Yesterday, up to 100,000 customers of Ulster Bank on both sides of the Border, and many times that number of customers at its UK parent bank RBS, found their accounts suddenly "frozen", leaving them unable to carry out transactions online or check their balances at their branches.
In an age when most of us do at least some of our banking electronically, an IT glitch such as that experienced by RBS can have extremely serious consequences for its customers.
Payments aren't made into customers' accounts and they in turn are unable to make payments to other accounts.
Standing orders, bills and other regular payments are at risk of going unpaid and customers find themselves with unexpected, and all too often unauthorised, overdrafts.
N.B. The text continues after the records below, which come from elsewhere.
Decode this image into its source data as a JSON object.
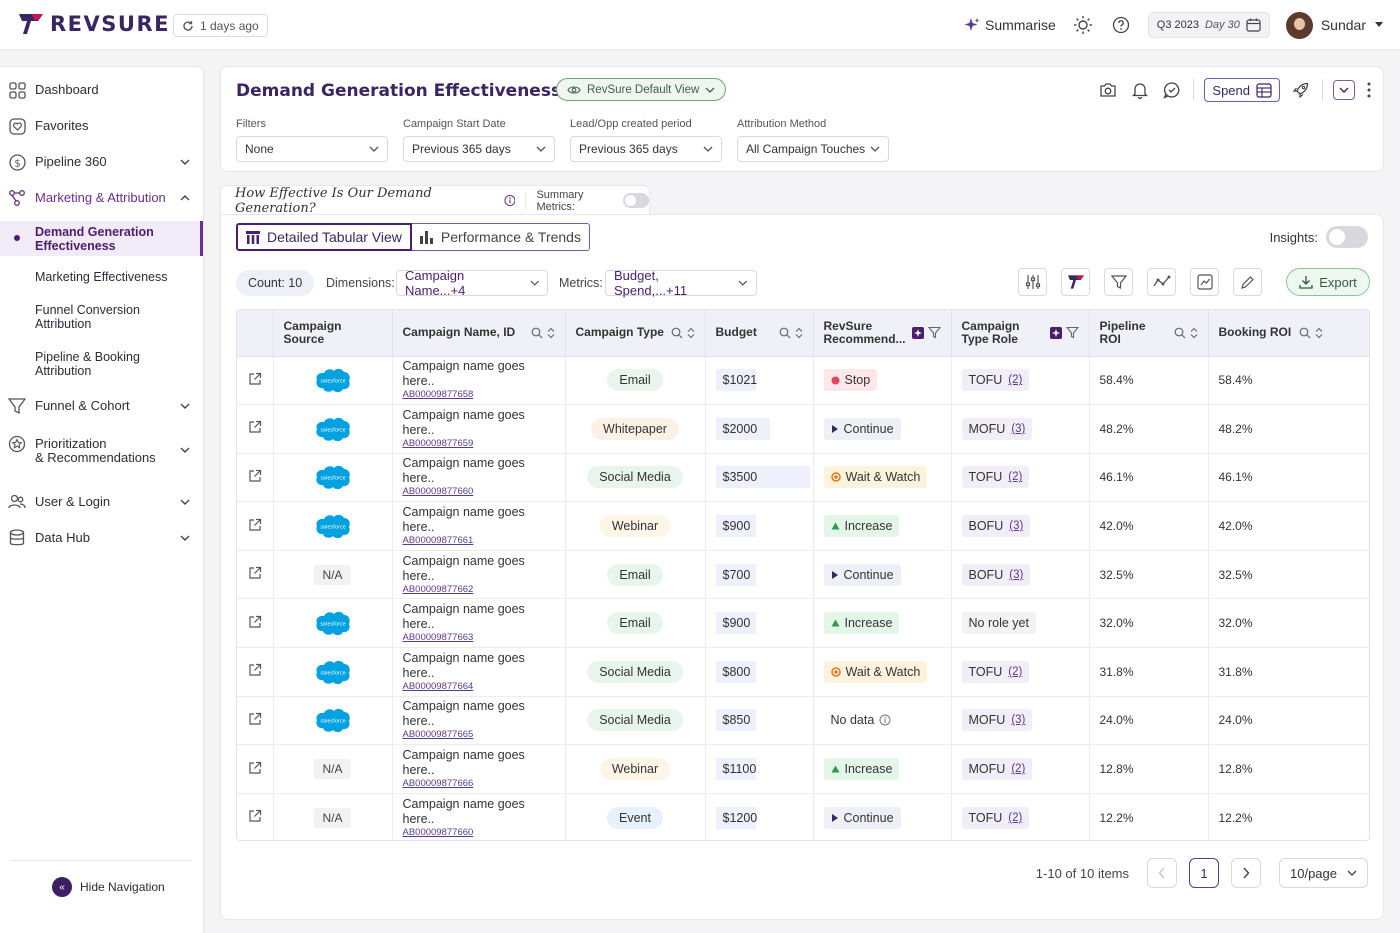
{
  "app": {
    "logo_text": "REVSURE",
    "sync_status": "1 days ago",
    "summarise_label": "Summarise",
    "quarter": "Q3 2023",
    "quarter_day": "Day 30",
    "user_name": "Sundar"
  },
  "sidebar": {
    "items": [
      {
        "label": "Dashboard"
      },
      {
        "label": "Favorites"
      },
      {
        "label": "Pipeline 360"
      },
      {
        "label": "Marketing & Attribution"
      },
      {
        "label": "Funnel & Cohort"
      },
      {
        "label": "Prioritization\n& Recommendations"
      },
      {
        "label": "User & Login"
      },
      {
        "label": "Data Hub"
      }
    ],
    "subitems": [
      {
        "label": "Demand Generation Effectiveness"
      },
      {
        "label": "Marketing Effectiveness"
      },
      {
        "label": "Funnel Conversion Attribution"
      },
      {
        "label": "Pipeline & Booking Attribution"
      }
    ],
    "hide_nav_label": "Hide Navigation"
  },
  "header": {
    "title": "Demand Generation Effectiveness",
    "view_label": "RevSure Default View",
    "spend_label": "Spend",
    "filters": [
      {
        "label": "Filters",
        "value": "None"
      },
      {
        "label": "Campaign Start Date",
        "value": "Previous 365 days"
      },
      {
        "label": "Lead/Opp created period",
        "value": "Previous 365 days"
      },
      {
        "label": "Attribution Method",
        "value": "All Campaign Touches"
      }
    ]
  },
  "summary": {
    "question": "How Effective Is Our Demand Generation?",
    "metrics_label": "Summary Metrics:"
  },
  "main": {
    "tab_detailed": "Detailed Tabular View",
    "tab_performance": "Performance & Trends",
    "insights_label": "Insights:",
    "count_label": "Count: 10",
    "dimensions_label": "Dimensions:",
    "dimensions_value": "Campaign Name...+4",
    "metrics_label": "Metrics:",
    "metrics_value": "Budget, Spend,...+11",
    "export_label": "Export"
  },
  "table": {
    "columns": [
      "Campaign Source",
      "Campaign Name, ID",
      "Campaign Type",
      "Budget",
      "RevSure Recommend...",
      "Campaign Type Role",
      "Pipeline ROI",
      "Booking ROI"
    ],
    "salesforce_text": "salesforce",
    "rows": [
      {
        "source": "salesforce",
        "name": "Campaign name goes here..",
        "id": "AB00009877658",
        "type": "Email",
        "budget": "$1021",
        "budget_frac": 0.29,
        "rec": "Stop",
        "rec_kind": "stop",
        "role": "TOFU",
        "role_count": "(2)",
        "pipeline_roi": "58.4%",
        "booking_roi": "58.4%"
      },
      {
        "source": "salesforce",
        "name": "Campaign name goes here..",
        "id": "AB00009877659",
        "type": "Whitepaper",
        "budget": "$2000",
        "budget_frac": 0.57,
        "rec": "Continue",
        "rec_kind": "continue",
        "role": "MOFU",
        "role_count": "(3)",
        "pipeline_roi": "48.2%",
        "booking_roi": "48.2%"
      },
      {
        "source": "salesforce",
        "name": "Campaign name goes here..",
        "id": "AB00009877660",
        "type": "Social Media",
        "budget": "$3500",
        "budget_frac": 1.0,
        "rec": "Wait & Watch",
        "rec_kind": "wait",
        "role": "TOFU",
        "role_count": "(2)",
        "pipeline_roi": "46.1%",
        "booking_roi": "46.1%"
      },
      {
        "source": "salesforce",
        "name": "Campaign name goes here..",
        "id": "AB00009877661",
        "type": "Webinar",
        "budget": "$900",
        "budget_frac": 0.26,
        "rec": "Increase",
        "rec_kind": "increase",
        "role": "BOFU",
        "role_count": "(3)",
        "pipeline_roi": "42.0%",
        "booking_roi": "42.0%"
      },
      {
        "source": "N/A",
        "name": "Campaign name goes here..",
        "id": "AB00009877662",
        "type": "Email",
        "budget": "$700",
        "budget_frac": 0.2,
        "rec": "Continue",
        "rec_kind": "continue",
        "role": "BOFU",
        "role_count": "(3)",
        "pipeline_roi": "32.5%",
        "booking_roi": "32.5%"
      },
      {
        "source": "salesforce",
        "name": "Campaign name goes here..",
        "id": "AB00009877663",
        "type": "Email",
        "budget": "$900",
        "budget_frac": 0.26,
        "rec": "Increase",
        "rec_kind": "increase",
        "role": "No role yet",
        "role_count": "",
        "pipeline_roi": "32.0%",
        "booking_roi": "32.0%"
      },
      {
        "source": "salesforce",
        "name": "Campaign name goes here..",
        "id": "AB00009877664",
        "type": "Social Media",
        "budget": "$800",
        "budget_frac": 0.23,
        "rec": "Wait & Watch",
        "rec_kind": "wait",
        "role": "TOFU",
        "role_count": "(2)",
        "pipeline_roi": "31.8%",
        "booking_roi": "31.8%"
      },
      {
        "source": "salesforce",
        "name": "Campaign name goes here..",
        "id": "AB00009877665",
        "type": "Social Media",
        "budget": "$850",
        "budget_frac": 0.24,
        "rec": "No data",
        "rec_kind": "nodata",
        "role": "MOFU",
        "role_count": "(3)",
        "pipeline_roi": "24.0%",
        "booking_roi": "24.0%"
      },
      {
        "source": "N/A",
        "name": "Campaign name goes here..",
        "id": "AB00009877666",
        "type": "Webinar",
        "budget": "$1100",
        "budget_frac": 0.31,
        "rec": "Increase",
        "rec_kind": "increase",
        "role": "MOFU",
        "role_count": "(2)",
        "pipeline_roi": "12.8%",
        "booking_roi": "12.8%"
      },
      {
        "source": "N/A",
        "name": "Campaign name goes here..",
        "id": "AB00009877660",
        "type": "Event",
        "budget": "$1200",
        "budget_frac": 0.34,
        "rec": "Continue",
        "rec_kind": "continue",
        "role": "TOFU",
        "role_count": "(2)",
        "pipeline_roi": "12.2%",
        "booking_roi": "12.2%"
      }
    ]
  },
  "pagination": {
    "summary": "1-10 of 10 items",
    "current_page": "1",
    "page_size": "10/page"
  },
  "colors": {
    "brand": "#3a2563",
    "accent": "#6b2f8f",
    "email_pill": "#e8f5ec",
    "whitepaper_pill": "#fdf1e6",
    "social_pill": "#e9f5ec",
    "webinar_pill": "#fdf5e6",
    "event_pill": "#e6f1fb"
  }
}
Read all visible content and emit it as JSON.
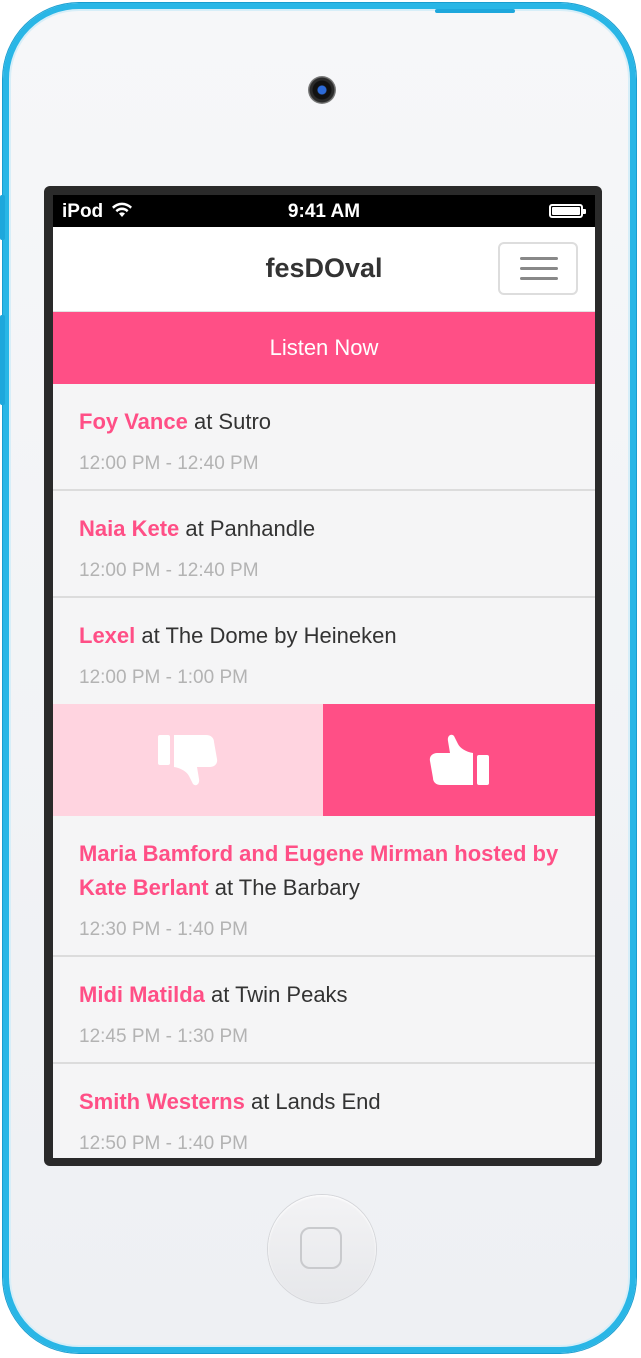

Ever since the first ATM machines made their debut in this country, the banks have been desperately trying to persuade the public to do more of our banking electronically.
They have made it increasingly difficult and expensive for us to conduct our business with a real-live human being in a branch.
The banks justified this move to electronic banking on the grounds that it was cheaper and more efficient.
While we will have to take the banks' word for it that electronic, including on-line, banking is cheaper, yesterday's events make it harder to believe that it is more efficient.
If the banks want us to do our business with them electronically then we as customers have a right to expect that their IT systems will work properly.
Yesterday's events will have done nothing to enhance consumer confidence in electronic banking.